A blank of ten years occurs here. We have lost sight of Barnabas and Mark. Barnabas must be dead; and Mark, has he failed again, and has his name disappeared from the annals of the Church ? No, it appears again, after all that long interval, and, of all places in Scripture, it appears in two of the Epistles of Paul.
4. Col. iv. 10; Philemon, 24. “Marcus,” in these verses, is clearly identified with our own Mark, by his relationship to Barnabas. But can it be the same man? Where is the useless, untrustworthy man of whom we were obliged to get rid ? Another stamp is set now upon his name by the very hand that was once ready to brand “deserter" there. “My fellow-prisoner," says Paul. He has the courage then, at least, to be that. "A comfort unto me,” a strong support, as

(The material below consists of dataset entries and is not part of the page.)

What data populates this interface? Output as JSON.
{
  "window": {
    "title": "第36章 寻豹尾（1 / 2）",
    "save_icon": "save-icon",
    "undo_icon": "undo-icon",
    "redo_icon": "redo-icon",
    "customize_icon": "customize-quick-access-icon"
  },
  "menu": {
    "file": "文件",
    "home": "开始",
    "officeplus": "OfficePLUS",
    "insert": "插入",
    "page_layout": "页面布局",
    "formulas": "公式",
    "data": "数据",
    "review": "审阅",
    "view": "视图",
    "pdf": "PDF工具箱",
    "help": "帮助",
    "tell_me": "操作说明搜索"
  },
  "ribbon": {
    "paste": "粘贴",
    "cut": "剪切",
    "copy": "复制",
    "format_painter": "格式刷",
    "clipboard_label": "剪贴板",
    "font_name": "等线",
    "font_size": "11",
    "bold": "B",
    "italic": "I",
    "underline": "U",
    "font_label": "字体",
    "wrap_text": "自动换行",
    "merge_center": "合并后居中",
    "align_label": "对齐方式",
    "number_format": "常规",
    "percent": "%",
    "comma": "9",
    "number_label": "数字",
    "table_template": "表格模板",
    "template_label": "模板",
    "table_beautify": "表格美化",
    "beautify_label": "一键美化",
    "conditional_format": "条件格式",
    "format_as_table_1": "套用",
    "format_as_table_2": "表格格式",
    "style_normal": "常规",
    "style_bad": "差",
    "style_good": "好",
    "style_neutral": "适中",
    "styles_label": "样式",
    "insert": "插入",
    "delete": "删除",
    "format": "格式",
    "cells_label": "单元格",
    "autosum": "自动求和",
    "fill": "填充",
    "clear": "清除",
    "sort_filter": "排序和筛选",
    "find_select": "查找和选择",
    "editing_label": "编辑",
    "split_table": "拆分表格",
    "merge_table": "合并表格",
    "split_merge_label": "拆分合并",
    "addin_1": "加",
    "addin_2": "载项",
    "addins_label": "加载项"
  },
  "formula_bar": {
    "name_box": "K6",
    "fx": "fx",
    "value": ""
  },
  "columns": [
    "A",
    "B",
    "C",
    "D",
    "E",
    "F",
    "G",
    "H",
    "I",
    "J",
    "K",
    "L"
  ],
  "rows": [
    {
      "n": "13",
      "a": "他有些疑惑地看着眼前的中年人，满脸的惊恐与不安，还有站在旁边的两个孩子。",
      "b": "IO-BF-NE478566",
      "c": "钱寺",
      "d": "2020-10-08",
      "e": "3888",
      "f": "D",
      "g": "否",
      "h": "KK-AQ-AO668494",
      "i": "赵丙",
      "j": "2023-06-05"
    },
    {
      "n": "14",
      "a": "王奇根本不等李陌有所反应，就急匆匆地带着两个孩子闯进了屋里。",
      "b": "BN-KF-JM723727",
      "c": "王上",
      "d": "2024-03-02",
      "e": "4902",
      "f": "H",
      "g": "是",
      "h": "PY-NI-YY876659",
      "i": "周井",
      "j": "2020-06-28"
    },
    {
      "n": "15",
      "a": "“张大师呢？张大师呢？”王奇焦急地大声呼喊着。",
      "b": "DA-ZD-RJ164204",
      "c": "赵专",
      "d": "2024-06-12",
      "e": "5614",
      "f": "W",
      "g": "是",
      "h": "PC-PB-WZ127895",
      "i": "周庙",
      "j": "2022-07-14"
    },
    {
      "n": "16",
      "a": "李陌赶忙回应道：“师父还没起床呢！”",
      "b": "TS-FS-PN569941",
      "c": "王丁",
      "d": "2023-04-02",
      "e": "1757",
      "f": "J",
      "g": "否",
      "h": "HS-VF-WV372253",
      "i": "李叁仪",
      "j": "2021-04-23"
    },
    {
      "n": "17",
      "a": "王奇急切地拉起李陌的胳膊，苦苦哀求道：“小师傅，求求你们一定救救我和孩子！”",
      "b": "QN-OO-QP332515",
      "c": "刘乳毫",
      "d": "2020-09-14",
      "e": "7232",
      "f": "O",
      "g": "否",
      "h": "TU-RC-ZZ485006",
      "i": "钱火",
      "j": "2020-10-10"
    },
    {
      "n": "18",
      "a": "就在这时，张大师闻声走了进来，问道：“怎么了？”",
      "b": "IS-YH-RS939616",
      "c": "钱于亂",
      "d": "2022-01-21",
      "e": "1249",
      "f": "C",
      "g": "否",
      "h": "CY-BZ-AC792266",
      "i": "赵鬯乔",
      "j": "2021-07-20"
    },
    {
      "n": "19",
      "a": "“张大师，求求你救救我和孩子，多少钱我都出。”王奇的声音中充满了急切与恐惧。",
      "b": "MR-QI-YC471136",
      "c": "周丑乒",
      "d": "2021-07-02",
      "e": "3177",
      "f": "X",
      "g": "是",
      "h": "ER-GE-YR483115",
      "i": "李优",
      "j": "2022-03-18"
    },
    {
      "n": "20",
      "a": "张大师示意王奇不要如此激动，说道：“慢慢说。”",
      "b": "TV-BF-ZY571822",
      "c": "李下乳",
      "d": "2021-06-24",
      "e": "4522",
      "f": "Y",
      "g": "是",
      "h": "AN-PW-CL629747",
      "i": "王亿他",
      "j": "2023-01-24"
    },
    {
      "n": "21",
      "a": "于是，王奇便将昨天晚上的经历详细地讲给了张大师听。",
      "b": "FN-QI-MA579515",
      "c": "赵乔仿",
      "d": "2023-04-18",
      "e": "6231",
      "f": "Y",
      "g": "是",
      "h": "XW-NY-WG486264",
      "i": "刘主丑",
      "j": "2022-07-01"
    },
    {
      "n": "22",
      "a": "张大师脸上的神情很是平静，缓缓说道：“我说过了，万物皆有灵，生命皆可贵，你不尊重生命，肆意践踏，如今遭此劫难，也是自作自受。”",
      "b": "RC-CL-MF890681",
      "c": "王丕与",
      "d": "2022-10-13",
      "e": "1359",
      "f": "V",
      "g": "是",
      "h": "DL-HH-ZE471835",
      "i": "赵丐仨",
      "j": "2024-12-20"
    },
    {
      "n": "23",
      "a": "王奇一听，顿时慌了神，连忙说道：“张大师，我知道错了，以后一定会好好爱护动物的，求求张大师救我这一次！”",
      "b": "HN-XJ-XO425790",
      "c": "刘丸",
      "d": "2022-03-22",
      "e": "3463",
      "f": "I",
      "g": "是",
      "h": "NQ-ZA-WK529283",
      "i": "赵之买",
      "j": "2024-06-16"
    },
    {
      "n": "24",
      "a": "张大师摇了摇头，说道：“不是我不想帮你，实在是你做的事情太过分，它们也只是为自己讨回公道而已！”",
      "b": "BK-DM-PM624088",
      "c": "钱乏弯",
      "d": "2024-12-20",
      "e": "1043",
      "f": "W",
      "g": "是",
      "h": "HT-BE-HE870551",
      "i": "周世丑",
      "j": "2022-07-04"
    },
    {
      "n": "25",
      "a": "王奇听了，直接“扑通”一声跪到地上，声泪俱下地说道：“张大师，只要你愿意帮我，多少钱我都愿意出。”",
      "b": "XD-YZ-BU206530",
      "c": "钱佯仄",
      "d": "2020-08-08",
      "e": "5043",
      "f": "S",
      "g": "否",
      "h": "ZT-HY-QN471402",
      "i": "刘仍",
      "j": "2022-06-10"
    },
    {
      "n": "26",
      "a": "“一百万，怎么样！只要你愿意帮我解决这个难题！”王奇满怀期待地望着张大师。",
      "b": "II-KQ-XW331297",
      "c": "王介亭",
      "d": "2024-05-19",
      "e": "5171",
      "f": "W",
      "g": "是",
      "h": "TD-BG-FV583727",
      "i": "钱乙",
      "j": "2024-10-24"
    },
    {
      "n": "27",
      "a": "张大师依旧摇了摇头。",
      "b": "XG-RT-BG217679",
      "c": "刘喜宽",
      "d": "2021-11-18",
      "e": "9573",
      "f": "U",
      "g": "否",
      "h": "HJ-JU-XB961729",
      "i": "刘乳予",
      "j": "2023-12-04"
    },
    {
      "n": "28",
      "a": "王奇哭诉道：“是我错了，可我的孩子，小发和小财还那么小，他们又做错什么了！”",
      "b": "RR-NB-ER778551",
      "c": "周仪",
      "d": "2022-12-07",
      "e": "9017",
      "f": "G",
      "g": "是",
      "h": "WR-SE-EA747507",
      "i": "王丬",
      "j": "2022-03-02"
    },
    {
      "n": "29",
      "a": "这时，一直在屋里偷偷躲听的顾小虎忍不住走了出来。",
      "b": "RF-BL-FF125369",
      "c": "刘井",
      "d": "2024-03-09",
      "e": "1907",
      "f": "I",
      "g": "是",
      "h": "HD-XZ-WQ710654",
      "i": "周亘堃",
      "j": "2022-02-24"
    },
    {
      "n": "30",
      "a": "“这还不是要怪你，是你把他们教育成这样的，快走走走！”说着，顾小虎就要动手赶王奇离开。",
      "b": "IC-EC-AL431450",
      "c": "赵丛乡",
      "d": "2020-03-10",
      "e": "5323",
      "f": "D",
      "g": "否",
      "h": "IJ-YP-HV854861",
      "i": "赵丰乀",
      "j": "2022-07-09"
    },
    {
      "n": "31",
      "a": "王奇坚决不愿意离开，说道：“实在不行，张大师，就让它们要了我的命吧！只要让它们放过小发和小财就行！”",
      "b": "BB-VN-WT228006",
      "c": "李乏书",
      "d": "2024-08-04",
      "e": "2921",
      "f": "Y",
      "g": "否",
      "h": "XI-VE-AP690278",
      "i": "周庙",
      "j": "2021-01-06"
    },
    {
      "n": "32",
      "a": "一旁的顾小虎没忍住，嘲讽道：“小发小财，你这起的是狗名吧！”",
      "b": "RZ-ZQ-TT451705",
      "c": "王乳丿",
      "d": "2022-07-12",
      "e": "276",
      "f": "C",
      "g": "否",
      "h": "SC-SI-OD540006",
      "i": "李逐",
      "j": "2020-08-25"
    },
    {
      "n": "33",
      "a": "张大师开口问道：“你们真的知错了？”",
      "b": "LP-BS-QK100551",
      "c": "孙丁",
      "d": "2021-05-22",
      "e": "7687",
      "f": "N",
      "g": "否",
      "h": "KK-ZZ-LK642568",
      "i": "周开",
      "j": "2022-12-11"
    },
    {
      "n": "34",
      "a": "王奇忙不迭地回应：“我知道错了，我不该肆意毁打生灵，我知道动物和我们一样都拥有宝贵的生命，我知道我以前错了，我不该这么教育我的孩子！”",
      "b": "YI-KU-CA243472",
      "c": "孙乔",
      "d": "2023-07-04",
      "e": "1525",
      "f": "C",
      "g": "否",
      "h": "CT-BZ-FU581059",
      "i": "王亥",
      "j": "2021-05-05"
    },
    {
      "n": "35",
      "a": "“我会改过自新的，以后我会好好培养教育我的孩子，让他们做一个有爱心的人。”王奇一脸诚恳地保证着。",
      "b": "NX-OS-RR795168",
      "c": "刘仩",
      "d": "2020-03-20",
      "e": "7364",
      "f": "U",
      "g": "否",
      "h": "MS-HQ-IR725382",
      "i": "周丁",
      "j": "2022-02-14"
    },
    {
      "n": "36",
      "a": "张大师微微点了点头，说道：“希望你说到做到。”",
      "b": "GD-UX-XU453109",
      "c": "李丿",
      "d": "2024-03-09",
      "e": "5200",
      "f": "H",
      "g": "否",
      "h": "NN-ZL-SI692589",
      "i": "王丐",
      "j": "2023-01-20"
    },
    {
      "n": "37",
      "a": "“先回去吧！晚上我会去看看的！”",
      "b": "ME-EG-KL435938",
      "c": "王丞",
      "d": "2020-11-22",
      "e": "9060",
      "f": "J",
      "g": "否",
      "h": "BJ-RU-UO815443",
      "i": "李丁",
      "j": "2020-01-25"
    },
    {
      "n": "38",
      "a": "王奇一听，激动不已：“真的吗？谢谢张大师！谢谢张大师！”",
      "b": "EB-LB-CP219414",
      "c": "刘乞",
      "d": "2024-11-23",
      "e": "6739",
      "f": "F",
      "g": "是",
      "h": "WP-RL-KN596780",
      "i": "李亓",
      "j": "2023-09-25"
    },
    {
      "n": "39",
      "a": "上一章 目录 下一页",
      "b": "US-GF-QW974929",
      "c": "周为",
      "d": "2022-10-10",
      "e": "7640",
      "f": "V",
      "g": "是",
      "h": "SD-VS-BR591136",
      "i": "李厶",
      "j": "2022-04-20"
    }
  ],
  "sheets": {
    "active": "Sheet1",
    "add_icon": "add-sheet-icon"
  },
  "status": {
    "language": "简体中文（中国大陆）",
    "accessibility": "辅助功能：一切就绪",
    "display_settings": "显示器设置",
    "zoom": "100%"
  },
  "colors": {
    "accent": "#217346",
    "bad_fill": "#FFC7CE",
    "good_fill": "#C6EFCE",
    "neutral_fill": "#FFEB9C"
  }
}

66 And so
Barnabas himself was wont to be. 366 My fellow-labourer," the highest praise of all from one who laboured so hard and so well; a trusty comrade, fit to go on Paul's own errand 'to the Church at Colosse !
I think our stranded ship floats again! Our fallen brother has lifted himself up, with heaven's help, and is on his own feet, and presses forward with as stout a heart as the bravest. Barnabas was right; there was the true stuff in the man after all.
5. 1 Peter v. 13. Our date 'here is uncertain; but it is probably very little later than that of the last reference. Where is Mark now? At Babylon, in the distant East; what an indefatigable traveller 'he has grown, and what a heart has he for labour! With whom is he found? With aged Peter, the 'friend of his early youth, the instrument of his early conversion, his father in the faith. And what impressions does he leave 'behind him? The best; all the warm confidence of Simon Peter's heart is in that one phrase, "and Marcus, my son.” Ay, a Christian worthy of apostolic approval; born to God under his mother's roof in far Jerusalem twenty years ago, and now a man in Christ Jesus, grown to a full stature and a masculine strength!
6. 2 Tim. iv. 10, 11. It is Paul's second term of imprisonment at Rome, closer and sharper than the first. His friends have left him ; he is cold, and he is ils
, and, with all his stedfast faith in the Divine support, he craves for a little human sympathy. Therefore let Timothy, if it may be, come quickly from Ephesus, where he is, bringing cloak and parchments, and his own filial care; and let him bring also some other tried and trusty brother, as a second source of consolation. Who, then, shall the chosen one be ? “ Take Mark, and bring him with thee;" a useful man, a "profitable" man, the very man for a minister, a servant, a friend !
Mark, the deserter ? Mark, rather than have whom in my company, we two parted, Barnabas and I? Even he; for years have passed since then, and the timid stripling has become the resolute and energetic veteran; none better now, none worthier, and few indeed so good. Yes, let me have him to tend my hard confinement, to go out with me on the day when I must die, to witness my end, and to lay my body in its resting-place!
One further reference remains, a large and a long one; for it is a whole book of Scripture," the Gospel according to Mark.” How that evangelist gathered his materials, and ordered his narrative, does not now concern us. All the early traditions agree that the writing is Mark's, that shortest life of Jesus, with its peculiar charm of graphic, pithy, picturesque representations, which the Church would not willingly let die. And we think of him at last, not as the deserter, but as himself the missionary, as the faithful companion of the chief apostles, and as one among the four evangelists.
On the northern coast of Devon there spreads a bay, up which the